Mentions: Field emission of CNT arrays on the Ni foil emitter was carried out in a vacuum chamber. An aging process was carried out with an applied voltage of 550 V for 12 h before the test. During the aging process, arcing occurred occasionally. Since CNTs of greater heights contribute to higher field emission current, thermal runaway is more serious at longer CNTs. As a result, longer CNTs became short and vertically standing CNTs with more uniform heights remained on the Ni substrate after the aging process. The emission current vs. applied electric voltage were repeatedly measured (in Fig. 7), and the I-V curves remained almost constant at the repeated field emission tests. The emission current increases monotonically with the applied field. The turn-on field, which is defined as an electric field required to get an emission current of 10 μA, was 1.64 V/μm. We simply consider the area of the hole on the mica spacer as the field emission area, as the mica sheet was closely attached to the field emitter. The area S = π*(Ø/2)2 = 0.071 cm2. With the applied field of 3.13 V/μm, the field emission current of 0.57 mA and the current density of 8.03 mA/cm2 was achieved. In Fig. 7, the emission current curve seems to show a “linear” relation with the applied field from 400 to 450 V. The phenomenon was caused by the current-limiting resistor which shared the voltage of the field emitter in the circuit. The corresponding Fowler-Nordheim (F-N) plot for the flexible emitter is shown in the inset of Fig. 7. All dots on the curve fit a single straight line well, which implies that the field emission process follows the F-N mechanism.Fig. 7

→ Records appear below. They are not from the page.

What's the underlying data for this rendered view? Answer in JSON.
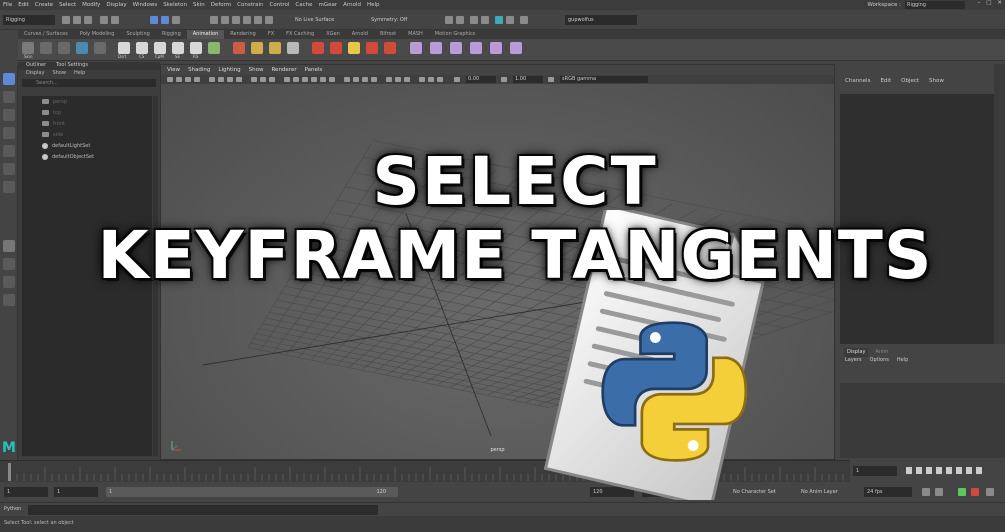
{
  "menubar": {
    "items": [
      "File",
      "Edit",
      "Create",
      "Select",
      "Modify",
      "Display",
      "Windows",
      "Skeleton",
      "Skin",
      "Deform",
      "Constrain",
      "Control",
      "Cache",
      "mGear",
      "Arnold",
      "Help"
    ],
    "workspace_label": "Workspace :",
    "workspace_value": "Rigging"
  },
  "statusline": {
    "mode": "Rigging",
    "live_surface": "No Live Surface",
    "symmetry": "Symmetry: Off",
    "user": "gupwolfus"
  },
  "shelf": {
    "tabs": [
      "Curves / Surfaces",
      "Poly Modeling",
      "Sculpting",
      "Rigging",
      "Animation",
      "Rendering",
      "FX",
      "FX Caching",
      "XGen",
      "Arnold",
      "Bifrost",
      "MASH",
      "Motion Graphics"
    ],
    "active_tab": "Animation",
    "icon_labels": [
      "Skin",
      "",
      "",
      "",
      "",
      "",
      "Dsrt",
      "CS",
      "CpM",
      "SE",
      "RS"
    ]
  },
  "outliner": {
    "tabs": [
      "Outliner",
      "Tool Settings"
    ],
    "menu": [
      "Display",
      "Show",
      "Help"
    ],
    "search_placeholder": "Search...",
    "items": [
      {
        "label": "persp",
        "dim": true
      },
      {
        "label": "top",
        "dim": true
      },
      {
        "label": "front",
        "dim": true
      },
      {
        "label": "side",
        "dim": true
      },
      {
        "label": "defaultLightSet",
        "dim": false
      },
      {
        "label": "defaultObjectSet",
        "dim": false
      }
    ]
  },
  "viewport": {
    "menu": [
      "View",
      "Shading",
      "Lighting",
      "Show",
      "Renderer",
      "Panels"
    ],
    "field_a": "0.00",
    "field_b": "1.00",
    "colorspace": "sRGB gamma",
    "camera": "persp"
  },
  "channelbox": {
    "menu": [
      "Channels",
      "Edit",
      "Object",
      "Show"
    ]
  },
  "layers": {
    "tabs": [
      "Display",
      "Anim"
    ],
    "active_tab": "Display",
    "menu": [
      "Layers",
      "Options",
      "Help"
    ]
  },
  "timeline": {
    "current_frame": "1"
  },
  "rangebar": {
    "start": "1",
    "anim_start": "1",
    "range_start_handle": "1",
    "range_end_handle": "120",
    "range_end": "120",
    "anim_end": "200",
    "character_set": "No Character Set",
    "anim_layer": "No Anim Layer",
    "fps": "24 fps"
  },
  "cmdline": {
    "label": "Python"
  },
  "helpline": {
    "text": "Select Tool: select an object"
  },
  "overlay": {
    "line1": "SELECT",
    "line2": "KEYFRAME TANGENTS"
  },
  "logo": {
    "text": "M"
  },
  "colors": {
    "python_blue": "#3b6ea8",
    "python_yellow": "#f4cf3a",
    "shelf_red": "#d14a3a",
    "shelf_yellow": "#e8c84a",
    "shelf_teal": "#3fa9b4",
    "maya_teal": "#28c3b8"
  }
}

Bottom Line: By embedding CNT roots into Ni foil using polymer matrix as transfer media, effective direct contact between Ni and CNTs was achieved.As a result, our novel emitter shows relatively good field emission properties such as low turn-on field and good stability.The gray shadow that appears on the sensitive film after being exposed to the radiation confirms the successful generation of X-ray.

View Article: PubMed Central - PubMed

Affiliation: National Key Laboratory of Micro/Nano Fabrication Technology, School of Electronic Information and Electrical Engineering, Shanghai Jiao Tong University, Shanghai, 200240, People's Republic of China.

ABSTRACT
This paper reports a novel implanting micromachining technology. By using this method, for the first time, we could implant nano-scale materials into milli-scale metal substrates at room temperature. Ni-based flexible carbon nanotube (CNT) field emitters were fabricated by the novel micromachining method. By embedding CNT roots into Ni foil using polymer matrix as transfer media, effective direct contact between Ni and CNTs was achieved. As a result, our novel emitter shows relatively good field emission properties such as low turn-on field and good stability. Moreover, the emitter was highly flexible with preservation of the field emission properties. The excellent field emission characteristics attributed to the direct contact and the strong interactions between CNTs and the substrate. To check the practical application of the novel emitter, a simple X-ray imaging system was set up by modifying a traditional tube. The gray shadow that appears on the sensitive film after being exposed to the radiation confirms the successful generation of X-ray.

No MeSH data available.